It is not clear that GMs top executives at the time knew about the ignition problems nor is it clear that today’s executives idi either. It does appear that there was a group of lower level managers that not only knew about it, they tried to hide it, even going so far as to use the same part number for a redesigned switch. You might reasonably assume that the recently publicized firings were a response to that. But you will never find out who was fired from GM, and rightly so. The affected employees have a right to privacy. In the past, companies have gotten in trouble for disclosing why people were fired.

ZERO influence… Which problem was Toyota looking to solve? Floor mats? Proximity of brake and accelerator pedals, electronic throttle control, or various other complaints? The automobile companies may often recognize that problems will just go away when the media hype finds a new target.

The Firestone/Ford debacle seems indicative of the problem. Lack of attention to tire pressure on vehicles with a high center of gravity driven at freeway speeds by those more accustomed to sedans. And now we have a tire pressure warning system to annoy us but where does a driver go when that light pops on?

Spectacular videos of accident scenes brings on public outrage that must be assuaged. The public wants spectacular remedies and penalties and not a scolding for lack of attention to maintenance and poor driving habits.

The Firestone/Ford debacle seems indicative of the problem. Lack of attention to tire pressure on vehicles with a high center of gravity driven at freeway speeds by those more accustomed to sedans. A

NO…the tire pressure was only part of the problem. The explorer had a too narrow stance. About 4" too narrow according to the NTSB. The next generation Explorer addressed that concern and widened the Explorer by 4"…no more problems.

So, I’m wondering if GM’s discharge in bankruptcy filed June 1, 2009, makes the new GM immune from prosecution for any deliberate cover-ups before then? And what about civil claims? Is the new GM immune? Did they wait this long to make sure it was too late for anyone to get to them?

I wonder about the ignorance of drivers, and how it contributes to these sorts of claims. In Toyota’s case with runaway acceleration all anyone had to do was put the transmission in neutral and they could bring the car to a controlled stop. The big popular media case was a California Highway patrol member and his family. He couldn’t figure that out?
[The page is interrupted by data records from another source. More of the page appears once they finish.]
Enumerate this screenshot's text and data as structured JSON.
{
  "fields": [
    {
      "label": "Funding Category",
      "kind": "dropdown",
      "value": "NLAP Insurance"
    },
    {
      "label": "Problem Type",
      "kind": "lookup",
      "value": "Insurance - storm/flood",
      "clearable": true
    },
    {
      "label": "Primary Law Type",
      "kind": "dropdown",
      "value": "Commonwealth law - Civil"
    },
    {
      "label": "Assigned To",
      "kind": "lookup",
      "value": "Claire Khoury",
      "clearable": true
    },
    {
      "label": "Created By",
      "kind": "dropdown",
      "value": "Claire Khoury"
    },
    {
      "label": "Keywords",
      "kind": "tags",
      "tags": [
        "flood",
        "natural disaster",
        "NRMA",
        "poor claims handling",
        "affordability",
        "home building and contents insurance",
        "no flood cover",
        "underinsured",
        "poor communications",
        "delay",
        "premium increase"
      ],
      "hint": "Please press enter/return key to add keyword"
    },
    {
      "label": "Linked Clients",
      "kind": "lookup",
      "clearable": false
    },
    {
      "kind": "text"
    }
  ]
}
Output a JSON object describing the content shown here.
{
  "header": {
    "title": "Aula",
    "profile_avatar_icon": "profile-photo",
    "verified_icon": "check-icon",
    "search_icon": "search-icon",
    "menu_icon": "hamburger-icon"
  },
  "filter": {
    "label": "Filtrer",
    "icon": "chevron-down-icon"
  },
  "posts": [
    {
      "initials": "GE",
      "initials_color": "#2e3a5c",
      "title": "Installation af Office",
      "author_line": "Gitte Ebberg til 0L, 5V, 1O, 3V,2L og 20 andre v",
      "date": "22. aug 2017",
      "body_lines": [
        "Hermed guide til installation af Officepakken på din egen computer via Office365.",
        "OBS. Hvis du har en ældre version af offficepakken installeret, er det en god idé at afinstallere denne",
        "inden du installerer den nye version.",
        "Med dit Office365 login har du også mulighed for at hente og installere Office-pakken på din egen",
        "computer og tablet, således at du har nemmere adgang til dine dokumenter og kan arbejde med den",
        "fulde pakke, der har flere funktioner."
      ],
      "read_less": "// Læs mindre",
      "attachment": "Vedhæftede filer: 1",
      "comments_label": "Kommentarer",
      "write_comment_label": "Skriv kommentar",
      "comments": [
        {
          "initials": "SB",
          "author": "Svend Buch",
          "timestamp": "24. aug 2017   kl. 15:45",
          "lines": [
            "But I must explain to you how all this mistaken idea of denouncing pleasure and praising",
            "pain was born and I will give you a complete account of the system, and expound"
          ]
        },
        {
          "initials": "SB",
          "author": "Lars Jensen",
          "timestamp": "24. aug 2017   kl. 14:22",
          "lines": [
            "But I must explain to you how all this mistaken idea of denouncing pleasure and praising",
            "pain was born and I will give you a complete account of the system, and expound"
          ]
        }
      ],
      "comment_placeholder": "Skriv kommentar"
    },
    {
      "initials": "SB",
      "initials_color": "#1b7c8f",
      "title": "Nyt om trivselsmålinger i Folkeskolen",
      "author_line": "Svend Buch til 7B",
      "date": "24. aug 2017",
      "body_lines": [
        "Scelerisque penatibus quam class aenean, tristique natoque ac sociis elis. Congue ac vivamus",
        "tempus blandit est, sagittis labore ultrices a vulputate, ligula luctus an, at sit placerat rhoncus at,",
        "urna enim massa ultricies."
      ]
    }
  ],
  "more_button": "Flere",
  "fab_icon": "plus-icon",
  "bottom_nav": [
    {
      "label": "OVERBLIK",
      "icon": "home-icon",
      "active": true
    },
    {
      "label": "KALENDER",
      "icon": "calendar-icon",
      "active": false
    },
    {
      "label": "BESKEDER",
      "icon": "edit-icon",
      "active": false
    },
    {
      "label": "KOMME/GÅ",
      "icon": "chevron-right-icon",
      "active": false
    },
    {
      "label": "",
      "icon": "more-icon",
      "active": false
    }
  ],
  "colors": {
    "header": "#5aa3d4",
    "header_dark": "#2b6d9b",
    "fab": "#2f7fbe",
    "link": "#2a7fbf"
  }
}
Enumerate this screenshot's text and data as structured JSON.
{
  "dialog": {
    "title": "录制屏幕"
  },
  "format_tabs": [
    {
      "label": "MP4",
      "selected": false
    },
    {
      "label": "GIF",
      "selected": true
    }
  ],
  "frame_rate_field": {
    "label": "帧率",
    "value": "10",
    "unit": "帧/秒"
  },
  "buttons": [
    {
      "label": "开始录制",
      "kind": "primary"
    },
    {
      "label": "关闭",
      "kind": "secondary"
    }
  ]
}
With GM the ignition switch the problem shut down the engine, so there was no power steering and only very limited braking. That’s somewhat different, but didn’t this failing switch give any symptoms in advance, like looseness or difficulty starting? And how long can a person willfully or negligently abuse a part before the responsibility starts to shift?

I wonder about this kind of stuff.